|International Classification||B65D5/42, B31B1/64, B65D5/40, B31B3/00, B65D5/06, B65D5/00, B31B3/60, B31B1/60, B31B3/14|
|Jun 21, 1984||AS||Assignment|
Owner name: EX-CELL-O CORPORATION,
Free format text: ASSIGNMENT OF ASSIGNORS INTEREST.;ASSIGNOR:LISIECKI, ROBERT E.;REEL/FRAME:004271/0291
Effective date: 19840411
|May 18, 1987||AS||Assignment|
Owner name: ELOTRADE A.G., A SWISS CORP.
Free format text: ASSIGNMENT OF ASSIGNORS INTEREST.;ASSIGNOR:EX-CELL-O CORPORATION, A DE CORP.;REEL/FRAME:004767/0750
Effective date: 19870331
Owner name: EX-CELL-O CORPORATION, A CORP. OF DE
Free format text: ASSIGNMENT OF ASSIGNORS INTEREST.;ASSIGNOR:EX-CELL-O CORPORATION, A MI CORP;REEL/FRAME:004721/0183

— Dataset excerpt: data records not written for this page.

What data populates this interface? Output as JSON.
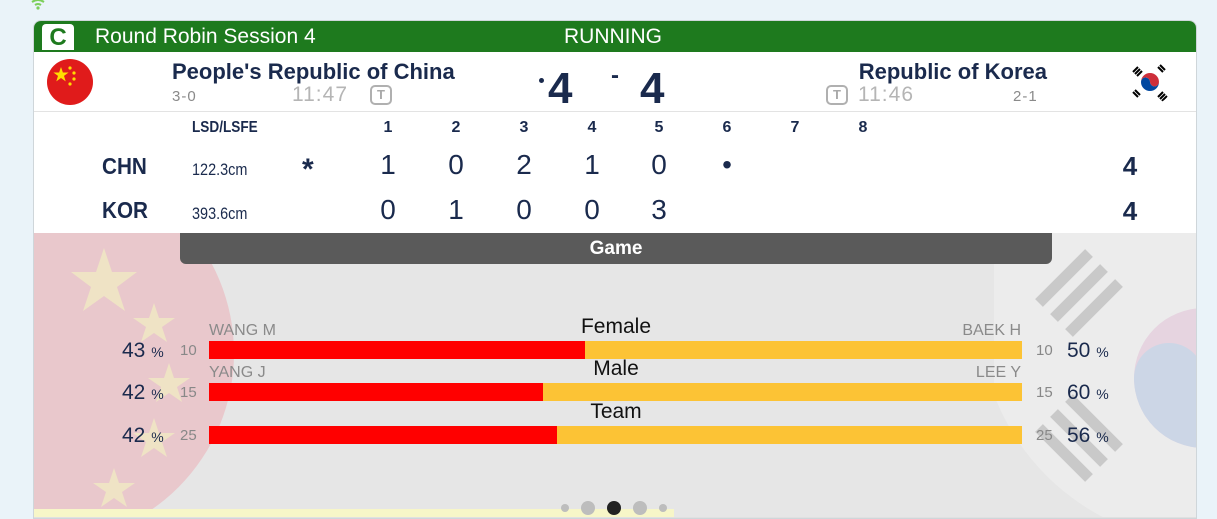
{
  "header": {
    "sheet_letter": "C",
    "session": "Round Robin Session 4",
    "status": "RUNNING"
  },
  "team_left": {
    "name": "People's Republic of China",
    "record": "3-0",
    "clock": "11:47",
    "timeout_icon": "T",
    "score": "4",
    "abbr": "CHN",
    "lsd": "122.3cm",
    "hammer_mark": "*",
    "ends": [
      "1",
      "0",
      "2",
      "1",
      "0",
      "•",
      "",
      ""
    ],
    "total": "4"
  },
  "team_right": {
    "name": "Republic of Korea",
    "record": "2-1",
    "clock": "11:46",
    "timeout_icon": "T",
    "score": "4",
    "abbr": "KOR",
    "lsd": "393.6cm",
    "ends": [
      "0",
      "1",
      "0",
      "0",
      "3",
      "",
      "",
      ""
    ],
    "total": "4"
  },
  "score_separator": "-",
  "ends_header": {
    "lsd_label": "LSD/LSFE",
    "end_numbers": [
      "1",
      "2",
      "3",
      "4",
      "5",
      "6",
      "7",
      "8"
    ]
  },
  "stats": {
    "tab_label": "Game",
    "rows": [
      {
        "label": "Female",
        "left_player": "WANG M",
        "right_player": "BAEK H",
        "left_pct": "43",
        "right_pct": "50",
        "left_shots": "10",
        "right_shots": "10",
        "left_fraction": 0.462
      },
      {
        "label": "Male",
        "left_player": "YANG J",
        "right_player": "LEE Y",
        "left_pct": "42",
        "right_pct": "60",
        "left_shots": "15",
        "right_shots": "15",
        "left_fraction": 0.411
      },
      {
        "label": "Team",
        "left_player": "",
        "right_player": "",
        "left_pct": "42",
        "right_pct": "56",
        "left_shots": "25",
        "right_shots": "25",
        "left_fraction": 0.428
      }
    ],
    "percent_sign": "%"
  },
  "pager": {
    "count": 5,
    "active": 2
  },
  "icons": {
    "wifi": "wifi-icon",
    "flag_left": "china-flag-icon",
    "flag_right": "korea-flag-icon",
    "timeout": "timeout-icon"
  },
  "colors": {
    "header_green": "#1e7a1e",
    "bar_left": "#ff0000",
    "bar_right": "#fcc335",
    "text_navy": "#1a2a4d"
  }
}
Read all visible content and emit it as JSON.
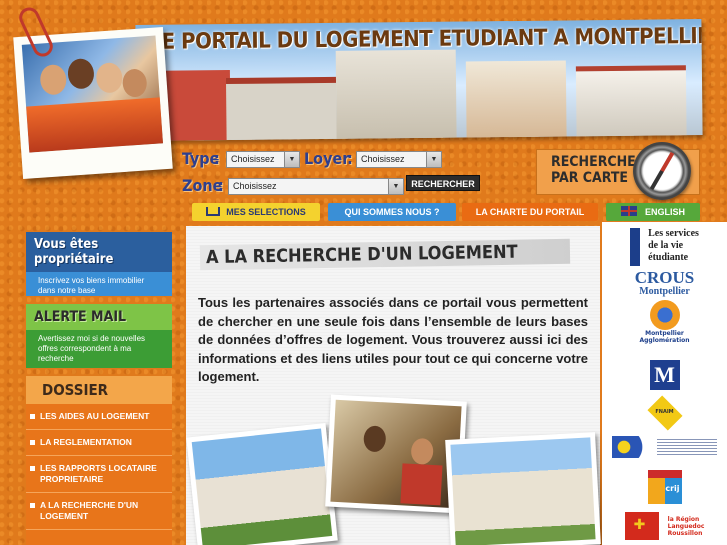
{
  "header": {
    "title": "LE PORTAIL DU LOGEMENT ETUDIANT A MONTPELLIER"
  },
  "search": {
    "type_label": "Type",
    "loyer_label": "Loyer",
    "zone_label": "Zone",
    "type_value": "Choisissez",
    "loyer_value": "Choisissez",
    "zone_value": "Choisissez",
    "search_button": "RECHERCHER",
    "map_search": "RECHERCHE PAR CARTE"
  },
  "nav": {
    "selections": "MES SELECTIONS",
    "about": "QUI SOMMES NOUS ?",
    "charter": "LA CHARTE DU PORTAIL",
    "english": "ENGLISH"
  },
  "sidebar": {
    "owner_title": "Vous êtes propriétaire",
    "owner_text": "Inscrivez vos biens immobilier dans notre base",
    "alert_title": "ALERTE MAIL",
    "alert_text": "Avertissez moi si de nouvelles offres correspondent à ma recherche",
    "dossier_title": "DOSSIER",
    "dossier_items": [
      {
        "label": "LES AIDES AU LOGEMENT"
      },
      {
        "label": "LA REGLEMENTATION"
      },
      {
        "label": "LES RAPPORTS LOCATAIRE PROPRIETAIRE"
      },
      {
        "label": "A LA RECHERCHE D'UN LOGEMENT"
      }
    ]
  },
  "main": {
    "title": "A LA RECHERCHE D'UN LOGEMENT",
    "intro": "Tous les partenaires associés dans ce portail vous permettent de chercher en une seule fois dans l’ensemble de leurs bases de données d’offres de logement. Vous trouverez aussi ici des informations et des liens utiles pour tout ce qui concerne votre logement."
  },
  "partners": {
    "services_line1": "Les services",
    "services_line2": "de la vie",
    "services_line3": "étudiante",
    "crous": "CROUS",
    "crous_city": "Montpellier",
    "agglo_line1": "Montpellier",
    "agglo_line2": "Agglomération",
    "fnaim": "FNAIM",
    "crij": "crij",
    "region_line1": "la Région",
    "region_line2": "Languedoc",
    "region_line3": "Roussillon"
  },
  "colors": {
    "background": "#e07a1c",
    "tab_yellow": "#f4d22e",
    "tab_blue": "#3a8fd6",
    "tab_orange": "#e96b13",
    "tab_green": "#56a83b"
  }
}
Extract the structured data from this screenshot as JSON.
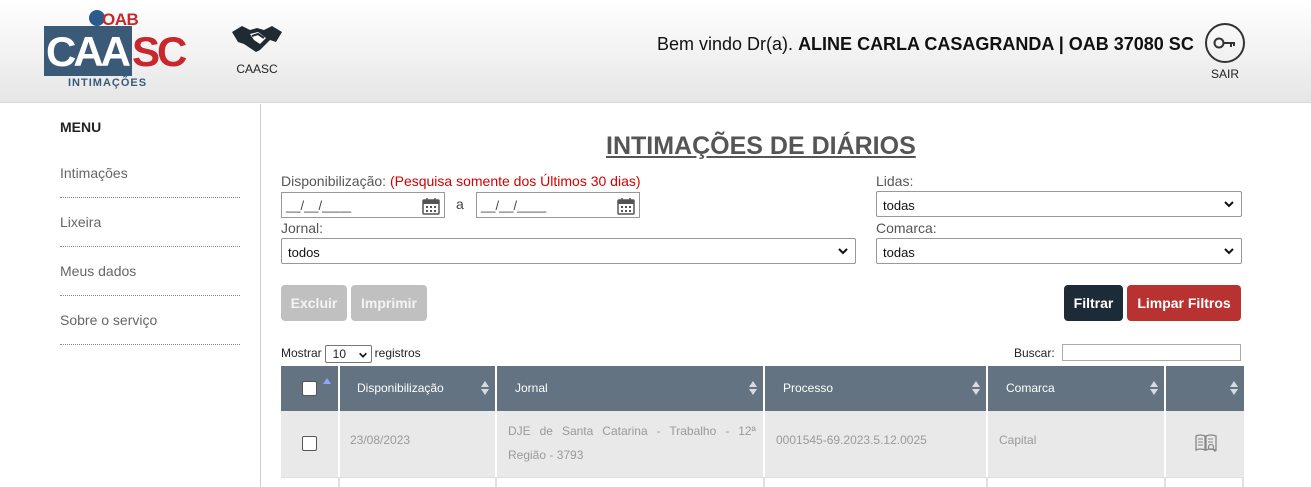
{
  "header": {
    "logo": {
      "oab": "OAB",
      "caa": "CAA",
      "sc": "SC",
      "subtitle": "INTIMAÇÕES"
    },
    "caasc_label": "CAASC",
    "welcome_prefix": "Bem vindo Dr(a).",
    "welcome_user": "ALINE CARLA CASAGRANDA | OAB 37080 SC",
    "logout_label": "SAIR",
    "icons": {
      "caasc": "handshake-icon",
      "logout": "key-icon"
    }
  },
  "sidebar": {
    "title": "MENU",
    "items": [
      {
        "label": "Intimações"
      },
      {
        "label": "Lixeira"
      },
      {
        "label": "Meus dados"
      },
      {
        "label": "Sobre o serviço"
      }
    ]
  },
  "main": {
    "title": "INTIMAÇÕES DE DIÁRIOS",
    "filters": {
      "disponibilizacao_label": "Disponibilização:",
      "disponibilizacao_note": "(Pesquisa somente dos Últimos 30 dias)",
      "date_from": "__/__/____",
      "date_to": "__/__/____",
      "date_separator": "a",
      "jornal_label": "Jornal:",
      "jornal_value": "todos",
      "lidas_label": "Lidas:",
      "lidas_value": "todas",
      "comarca_label": "Comarca:",
      "comarca_value": "todas"
    },
    "buttons": {
      "excluir": "Excluir",
      "imprimir": "Imprimir",
      "filtrar": "Filtrar",
      "limpar": "Limpar Filtros"
    },
    "table_controls": {
      "show_prefix": "Mostrar",
      "page_size": "10",
      "show_suffix": "registros",
      "search_label": "Buscar:"
    },
    "table": {
      "columns": [
        "",
        "Disponibilização",
        "Jornal",
        "Processo",
        "Comarca",
        ""
      ],
      "rows": [
        {
          "disponibilizacao": "23/08/2023",
          "jornal_line1": "DJE de Santa Catarina - Trabalho - 12ª",
          "jornal_line2": "Região - 3793",
          "processo": "0001545-69.2023.5.12.0025",
          "comarca": "Capital"
        }
      ]
    }
  },
  "colors": {
    "brand_blue": "#3b5a78",
    "brand_red": "#c8282d",
    "table_header": "#637381",
    "filter_button": "#1d2b38",
    "clear_button": "#b83232",
    "note_red": "#d40000"
  }
}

Effective date: 19870323
|Jul 17, 1989||FPAY||Fee payment|
Year of fee payment: 4
|Sep 28, 1993||REMI||Maintenance fee reminder mailed|
|Nov 12, 1993||REMI||Maintenance fee reminder mailed|
|Feb 27, 1994||LAPS||Lapse for failure to pay maintenance fees|
|May 10, 1994||FP||Expired due to failure to pay maintenance fee|
Effective date: 19940227